# [PROBLEM DESCRIPTION]
In the entries below, identify every line with the string "your" and copy it.

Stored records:
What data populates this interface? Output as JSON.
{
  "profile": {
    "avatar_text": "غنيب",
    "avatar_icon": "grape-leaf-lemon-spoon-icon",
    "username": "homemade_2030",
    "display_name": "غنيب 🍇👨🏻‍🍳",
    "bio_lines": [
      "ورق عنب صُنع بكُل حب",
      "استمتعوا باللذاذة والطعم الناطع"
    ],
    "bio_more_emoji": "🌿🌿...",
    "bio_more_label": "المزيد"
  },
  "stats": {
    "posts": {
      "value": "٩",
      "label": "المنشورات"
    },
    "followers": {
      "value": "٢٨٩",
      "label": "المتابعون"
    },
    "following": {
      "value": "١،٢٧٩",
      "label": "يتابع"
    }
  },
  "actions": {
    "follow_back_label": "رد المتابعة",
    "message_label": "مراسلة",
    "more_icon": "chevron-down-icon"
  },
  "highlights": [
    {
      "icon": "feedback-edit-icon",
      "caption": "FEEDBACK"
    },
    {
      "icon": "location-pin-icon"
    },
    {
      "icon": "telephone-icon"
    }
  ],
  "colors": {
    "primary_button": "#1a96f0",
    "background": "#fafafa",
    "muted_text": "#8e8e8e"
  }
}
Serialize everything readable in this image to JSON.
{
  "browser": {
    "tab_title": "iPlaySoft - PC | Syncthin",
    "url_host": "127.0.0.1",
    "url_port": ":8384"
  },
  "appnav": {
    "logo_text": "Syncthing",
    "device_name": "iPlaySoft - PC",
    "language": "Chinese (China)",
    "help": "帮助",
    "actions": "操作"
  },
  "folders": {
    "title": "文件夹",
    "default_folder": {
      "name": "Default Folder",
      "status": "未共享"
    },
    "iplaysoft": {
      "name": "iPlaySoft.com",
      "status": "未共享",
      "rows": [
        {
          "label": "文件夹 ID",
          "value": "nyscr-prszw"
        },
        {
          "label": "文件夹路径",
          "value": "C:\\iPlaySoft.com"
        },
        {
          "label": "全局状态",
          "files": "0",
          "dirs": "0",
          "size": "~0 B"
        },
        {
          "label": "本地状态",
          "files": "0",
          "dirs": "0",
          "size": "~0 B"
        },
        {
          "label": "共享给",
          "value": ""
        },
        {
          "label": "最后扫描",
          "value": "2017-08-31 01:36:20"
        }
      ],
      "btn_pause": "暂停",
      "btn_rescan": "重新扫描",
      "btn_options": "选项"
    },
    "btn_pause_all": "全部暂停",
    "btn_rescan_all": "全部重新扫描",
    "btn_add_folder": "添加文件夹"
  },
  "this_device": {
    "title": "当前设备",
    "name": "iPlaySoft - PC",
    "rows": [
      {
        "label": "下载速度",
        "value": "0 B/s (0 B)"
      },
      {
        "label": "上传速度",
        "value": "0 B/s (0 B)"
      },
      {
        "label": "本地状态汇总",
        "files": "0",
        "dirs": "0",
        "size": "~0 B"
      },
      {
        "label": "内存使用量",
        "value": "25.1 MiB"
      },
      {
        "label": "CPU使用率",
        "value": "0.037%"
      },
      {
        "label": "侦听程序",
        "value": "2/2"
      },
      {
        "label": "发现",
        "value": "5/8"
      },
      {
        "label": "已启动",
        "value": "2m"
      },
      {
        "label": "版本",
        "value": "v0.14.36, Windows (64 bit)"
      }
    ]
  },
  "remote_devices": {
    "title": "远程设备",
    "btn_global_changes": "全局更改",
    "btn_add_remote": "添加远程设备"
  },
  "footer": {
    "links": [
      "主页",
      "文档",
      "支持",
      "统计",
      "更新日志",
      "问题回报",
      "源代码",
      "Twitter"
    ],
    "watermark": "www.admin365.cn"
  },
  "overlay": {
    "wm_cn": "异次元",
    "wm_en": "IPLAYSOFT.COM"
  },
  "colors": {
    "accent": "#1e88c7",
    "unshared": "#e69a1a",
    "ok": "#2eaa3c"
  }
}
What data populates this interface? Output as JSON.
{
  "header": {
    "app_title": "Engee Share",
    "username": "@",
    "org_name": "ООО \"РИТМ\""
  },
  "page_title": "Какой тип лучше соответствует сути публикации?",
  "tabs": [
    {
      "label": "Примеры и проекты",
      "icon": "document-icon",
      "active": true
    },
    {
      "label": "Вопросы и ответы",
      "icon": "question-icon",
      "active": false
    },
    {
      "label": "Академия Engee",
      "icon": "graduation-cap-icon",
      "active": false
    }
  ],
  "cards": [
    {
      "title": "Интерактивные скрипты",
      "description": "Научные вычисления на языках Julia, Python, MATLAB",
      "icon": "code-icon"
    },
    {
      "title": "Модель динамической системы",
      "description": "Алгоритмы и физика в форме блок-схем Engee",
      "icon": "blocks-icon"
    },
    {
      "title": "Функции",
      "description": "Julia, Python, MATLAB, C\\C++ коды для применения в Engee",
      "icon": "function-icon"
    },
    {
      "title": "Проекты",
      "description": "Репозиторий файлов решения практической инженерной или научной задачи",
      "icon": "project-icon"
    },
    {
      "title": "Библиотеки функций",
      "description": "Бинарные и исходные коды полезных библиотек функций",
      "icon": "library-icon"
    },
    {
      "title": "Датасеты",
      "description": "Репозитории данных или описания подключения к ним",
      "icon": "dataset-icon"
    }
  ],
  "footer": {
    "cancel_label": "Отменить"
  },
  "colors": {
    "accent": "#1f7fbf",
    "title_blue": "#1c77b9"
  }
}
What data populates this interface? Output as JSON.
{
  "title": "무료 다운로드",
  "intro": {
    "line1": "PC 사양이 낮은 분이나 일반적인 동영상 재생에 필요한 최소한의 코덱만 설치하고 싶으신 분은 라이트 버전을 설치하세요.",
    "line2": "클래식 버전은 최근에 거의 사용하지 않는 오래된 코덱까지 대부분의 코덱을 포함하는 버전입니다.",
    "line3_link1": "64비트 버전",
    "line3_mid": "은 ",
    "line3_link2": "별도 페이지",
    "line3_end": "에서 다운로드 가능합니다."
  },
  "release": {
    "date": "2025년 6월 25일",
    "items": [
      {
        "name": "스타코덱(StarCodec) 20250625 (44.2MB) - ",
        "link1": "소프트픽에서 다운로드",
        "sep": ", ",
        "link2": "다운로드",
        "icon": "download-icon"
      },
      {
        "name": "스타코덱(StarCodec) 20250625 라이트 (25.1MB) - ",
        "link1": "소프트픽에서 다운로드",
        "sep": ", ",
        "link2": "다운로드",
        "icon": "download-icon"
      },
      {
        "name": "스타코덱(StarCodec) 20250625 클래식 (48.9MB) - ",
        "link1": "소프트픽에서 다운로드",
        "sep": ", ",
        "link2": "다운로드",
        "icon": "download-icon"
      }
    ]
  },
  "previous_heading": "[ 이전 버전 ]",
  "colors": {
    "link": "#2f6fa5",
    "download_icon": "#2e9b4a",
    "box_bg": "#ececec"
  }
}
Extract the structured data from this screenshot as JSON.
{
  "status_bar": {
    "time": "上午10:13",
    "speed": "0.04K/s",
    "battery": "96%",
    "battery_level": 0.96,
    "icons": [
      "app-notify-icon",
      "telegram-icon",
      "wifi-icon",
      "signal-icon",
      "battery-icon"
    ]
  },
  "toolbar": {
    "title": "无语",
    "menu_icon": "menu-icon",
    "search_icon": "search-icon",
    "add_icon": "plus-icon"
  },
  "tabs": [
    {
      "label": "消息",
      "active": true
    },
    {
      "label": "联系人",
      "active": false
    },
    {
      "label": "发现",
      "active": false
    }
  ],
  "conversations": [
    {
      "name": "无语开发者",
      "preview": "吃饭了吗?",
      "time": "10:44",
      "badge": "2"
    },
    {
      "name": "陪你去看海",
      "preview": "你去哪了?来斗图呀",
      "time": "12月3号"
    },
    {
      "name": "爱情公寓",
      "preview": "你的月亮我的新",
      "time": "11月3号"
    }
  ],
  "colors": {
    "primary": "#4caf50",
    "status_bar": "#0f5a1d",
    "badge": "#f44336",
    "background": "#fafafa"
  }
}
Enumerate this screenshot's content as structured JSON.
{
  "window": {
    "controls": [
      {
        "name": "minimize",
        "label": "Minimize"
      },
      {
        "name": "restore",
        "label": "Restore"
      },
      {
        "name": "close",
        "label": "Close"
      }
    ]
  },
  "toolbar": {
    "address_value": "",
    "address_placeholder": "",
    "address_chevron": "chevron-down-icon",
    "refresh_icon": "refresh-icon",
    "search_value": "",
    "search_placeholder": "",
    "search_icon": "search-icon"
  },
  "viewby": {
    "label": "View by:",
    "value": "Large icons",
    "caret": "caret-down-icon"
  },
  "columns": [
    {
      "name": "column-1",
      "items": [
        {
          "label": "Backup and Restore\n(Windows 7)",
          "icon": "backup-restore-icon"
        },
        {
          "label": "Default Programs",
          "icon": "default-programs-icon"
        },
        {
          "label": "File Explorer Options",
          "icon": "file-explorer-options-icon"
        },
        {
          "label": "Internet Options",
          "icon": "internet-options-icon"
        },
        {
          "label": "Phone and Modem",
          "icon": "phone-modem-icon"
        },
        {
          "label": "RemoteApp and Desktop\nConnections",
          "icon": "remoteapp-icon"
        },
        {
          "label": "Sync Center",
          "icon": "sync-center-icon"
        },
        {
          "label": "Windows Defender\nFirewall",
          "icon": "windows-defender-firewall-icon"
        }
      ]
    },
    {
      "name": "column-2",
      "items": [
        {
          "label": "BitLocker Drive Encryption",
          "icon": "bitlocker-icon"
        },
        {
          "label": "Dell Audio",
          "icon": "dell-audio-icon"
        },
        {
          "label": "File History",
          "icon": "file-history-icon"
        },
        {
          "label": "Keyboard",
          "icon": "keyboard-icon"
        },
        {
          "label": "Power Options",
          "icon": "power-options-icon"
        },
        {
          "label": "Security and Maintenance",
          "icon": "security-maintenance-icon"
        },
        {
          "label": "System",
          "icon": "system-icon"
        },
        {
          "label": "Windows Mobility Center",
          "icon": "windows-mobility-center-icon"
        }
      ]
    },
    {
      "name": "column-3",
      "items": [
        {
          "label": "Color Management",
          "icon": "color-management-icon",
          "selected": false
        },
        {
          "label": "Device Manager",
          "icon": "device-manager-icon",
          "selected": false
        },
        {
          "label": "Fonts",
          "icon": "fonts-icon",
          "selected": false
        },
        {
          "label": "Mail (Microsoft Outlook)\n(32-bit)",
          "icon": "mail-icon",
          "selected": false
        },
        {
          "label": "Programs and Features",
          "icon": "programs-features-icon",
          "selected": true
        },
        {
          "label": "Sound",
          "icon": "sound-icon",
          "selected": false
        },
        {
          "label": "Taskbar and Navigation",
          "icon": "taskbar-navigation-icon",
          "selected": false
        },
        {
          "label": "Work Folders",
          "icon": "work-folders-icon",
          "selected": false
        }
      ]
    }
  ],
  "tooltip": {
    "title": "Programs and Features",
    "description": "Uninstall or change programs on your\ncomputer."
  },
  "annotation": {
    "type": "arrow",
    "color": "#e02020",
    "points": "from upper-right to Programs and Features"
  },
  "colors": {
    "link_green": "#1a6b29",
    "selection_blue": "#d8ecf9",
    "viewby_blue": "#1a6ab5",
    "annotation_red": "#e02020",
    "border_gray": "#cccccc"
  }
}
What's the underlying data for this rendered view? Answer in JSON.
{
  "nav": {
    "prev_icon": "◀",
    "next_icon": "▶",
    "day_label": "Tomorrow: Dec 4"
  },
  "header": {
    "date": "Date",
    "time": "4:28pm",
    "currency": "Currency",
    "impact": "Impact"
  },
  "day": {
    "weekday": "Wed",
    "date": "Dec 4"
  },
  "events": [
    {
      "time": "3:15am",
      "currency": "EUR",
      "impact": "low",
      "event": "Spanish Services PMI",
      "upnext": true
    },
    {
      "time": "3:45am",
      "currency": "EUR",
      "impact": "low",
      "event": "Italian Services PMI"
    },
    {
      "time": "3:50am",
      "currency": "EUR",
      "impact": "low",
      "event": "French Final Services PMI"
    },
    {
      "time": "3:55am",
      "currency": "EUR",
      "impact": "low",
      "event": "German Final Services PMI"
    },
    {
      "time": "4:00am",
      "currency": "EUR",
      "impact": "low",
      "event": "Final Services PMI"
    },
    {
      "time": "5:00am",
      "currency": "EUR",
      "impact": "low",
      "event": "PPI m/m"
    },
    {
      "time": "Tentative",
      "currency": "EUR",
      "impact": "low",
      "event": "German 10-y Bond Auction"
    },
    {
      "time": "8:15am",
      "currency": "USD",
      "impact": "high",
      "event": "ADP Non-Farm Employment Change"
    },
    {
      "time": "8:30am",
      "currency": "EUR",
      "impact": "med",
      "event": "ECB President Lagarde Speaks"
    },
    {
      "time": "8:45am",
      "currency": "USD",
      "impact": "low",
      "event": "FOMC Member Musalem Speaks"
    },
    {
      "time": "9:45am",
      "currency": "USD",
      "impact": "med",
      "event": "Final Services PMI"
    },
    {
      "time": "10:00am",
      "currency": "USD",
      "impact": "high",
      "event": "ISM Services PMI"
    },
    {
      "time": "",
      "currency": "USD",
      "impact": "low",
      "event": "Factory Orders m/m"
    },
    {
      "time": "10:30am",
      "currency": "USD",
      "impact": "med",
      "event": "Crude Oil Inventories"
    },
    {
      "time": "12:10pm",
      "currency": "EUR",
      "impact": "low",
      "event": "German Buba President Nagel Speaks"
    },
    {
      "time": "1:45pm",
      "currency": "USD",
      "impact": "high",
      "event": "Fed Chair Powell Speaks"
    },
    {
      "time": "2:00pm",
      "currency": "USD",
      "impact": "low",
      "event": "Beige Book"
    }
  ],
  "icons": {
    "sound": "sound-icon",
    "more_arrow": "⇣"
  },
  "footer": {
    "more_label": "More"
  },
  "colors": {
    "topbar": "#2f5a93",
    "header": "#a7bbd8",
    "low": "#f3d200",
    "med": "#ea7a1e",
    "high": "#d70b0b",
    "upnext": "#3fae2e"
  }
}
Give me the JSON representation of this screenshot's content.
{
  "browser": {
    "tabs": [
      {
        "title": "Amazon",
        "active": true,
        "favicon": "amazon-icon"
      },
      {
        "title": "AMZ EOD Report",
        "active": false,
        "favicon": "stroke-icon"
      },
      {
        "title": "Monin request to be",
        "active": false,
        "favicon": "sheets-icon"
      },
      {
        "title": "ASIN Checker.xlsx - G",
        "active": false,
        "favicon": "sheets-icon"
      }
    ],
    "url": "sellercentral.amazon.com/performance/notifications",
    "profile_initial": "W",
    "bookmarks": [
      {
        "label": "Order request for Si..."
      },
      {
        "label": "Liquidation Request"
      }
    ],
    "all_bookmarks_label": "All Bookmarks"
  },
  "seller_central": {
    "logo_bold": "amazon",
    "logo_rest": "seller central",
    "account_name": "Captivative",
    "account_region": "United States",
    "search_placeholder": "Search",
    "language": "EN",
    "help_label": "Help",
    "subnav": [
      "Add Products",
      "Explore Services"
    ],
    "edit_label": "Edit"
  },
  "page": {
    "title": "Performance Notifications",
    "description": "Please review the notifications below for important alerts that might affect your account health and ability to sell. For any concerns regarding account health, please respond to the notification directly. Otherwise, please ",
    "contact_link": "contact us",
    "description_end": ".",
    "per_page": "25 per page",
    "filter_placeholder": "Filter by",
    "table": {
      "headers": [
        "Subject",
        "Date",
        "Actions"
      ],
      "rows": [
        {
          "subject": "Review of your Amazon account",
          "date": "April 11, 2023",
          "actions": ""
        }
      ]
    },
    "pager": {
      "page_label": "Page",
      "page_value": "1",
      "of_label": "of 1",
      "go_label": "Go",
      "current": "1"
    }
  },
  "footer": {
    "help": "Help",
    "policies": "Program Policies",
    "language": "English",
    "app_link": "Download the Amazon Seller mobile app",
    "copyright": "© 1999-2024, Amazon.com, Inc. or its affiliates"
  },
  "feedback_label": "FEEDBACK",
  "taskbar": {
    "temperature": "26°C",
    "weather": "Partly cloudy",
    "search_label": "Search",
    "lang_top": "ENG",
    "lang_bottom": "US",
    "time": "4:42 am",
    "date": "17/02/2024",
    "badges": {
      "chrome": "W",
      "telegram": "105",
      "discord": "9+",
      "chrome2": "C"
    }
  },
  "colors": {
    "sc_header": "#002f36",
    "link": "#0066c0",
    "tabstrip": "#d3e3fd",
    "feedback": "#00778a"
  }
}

# [TASK RESULT]
    "description": "Uninstall or change programs on your\ncomputer."
    "description": "Please review the notifications below for important alerts that might affect your account health and ability to sell. For any concerns regarding account health, please respond to the notification directly. Otherwise, please ",
          "subject": "Review of your Amazon account",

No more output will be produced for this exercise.